Brent tips his hand by introducing chickens and eggs into the first half of the puzzle.

Chickens in this instance recall the classroom, insofar as they call to mind the barn, or henhouse. The evocation of the chicken forces us to remember the close association between the classroom and its original model, which can be found in mass animal husbandry. It is also the model for the factory floor and the office. Chickens represent the unconscious fear in the adolescent male of bodily functions: reproduction, respiration, excretion. Furthermore, chickens are obedient and overwhelmingly female - the use of chickens in riddles is part of a misogyny inherent in our agricultural roots. For the adolescent male, women's bodies and feminity are a source of mystery, desire and authority that seeks to confound his attempts to understand/possess/disobey. Thus we see a hegemonic wall of femaleness arrayed against the questioner.

Enter the monkey, the furry homunculus, the trickster. Instead of a fox in the henhouse, which introduces the too-graphic notion of eating offspring (eggs) or the parent (hens), we have a chaotic, libinous agent out to stir up some shit.

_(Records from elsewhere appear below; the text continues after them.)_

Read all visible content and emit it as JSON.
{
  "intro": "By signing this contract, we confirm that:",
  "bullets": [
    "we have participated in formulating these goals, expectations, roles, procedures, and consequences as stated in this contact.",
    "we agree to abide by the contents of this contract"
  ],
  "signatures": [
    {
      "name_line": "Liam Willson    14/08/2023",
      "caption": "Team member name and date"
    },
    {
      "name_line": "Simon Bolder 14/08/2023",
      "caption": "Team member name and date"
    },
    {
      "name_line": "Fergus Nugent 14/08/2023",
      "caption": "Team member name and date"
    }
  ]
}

A monkey in the melon patch, which can be seen as the gendered inverse of the first part of the question. It is also pretty clearly a sexual act, with the grotesquely emphasized leg standing in for a penis (Brent's penis, in this instance) - the repeated 'kicking' of the 'leg' eventually 'kicking' all the 'seeds' out of the 'watermelon'. The image of flying pulp and seeds evokes the battering of the flesh and an ejaculation all at once, a conflation of physical and sexual violation culminating in an orgy of gore and sperm. Yuck. Yuck! The question of duration refers to sexual stamina.

So the question, properly translated, runs thusly: Given that I'm inexperienced with women and that my body is filled with strange conflicting urges towards them, how long do you think I'd last in bed with one?

Since this question has bugging you for years, Brent, it's pretty safe to say that you're way beyond this stage and now enjoying a healthy adult sexuality (If sexuality ever gets truly healthy). But since this question is adolescent in nature, the answer should be as well.

Answer: Dude, don't you know? I scored with so many chicks already, I'm embarrassed for you. They were all so hot too. They all go to different schools. So you wouldn't know any of them. They're sluts. And they wouldn't talk to you anyway. And even if they did they wouldn't know who I was because I used a different name and I had my moustache and it was dark and they were wasted. Way wasted.

Do you have a question for the Palinode? Ask away! Send an email to: askpalinode @ gmail . com.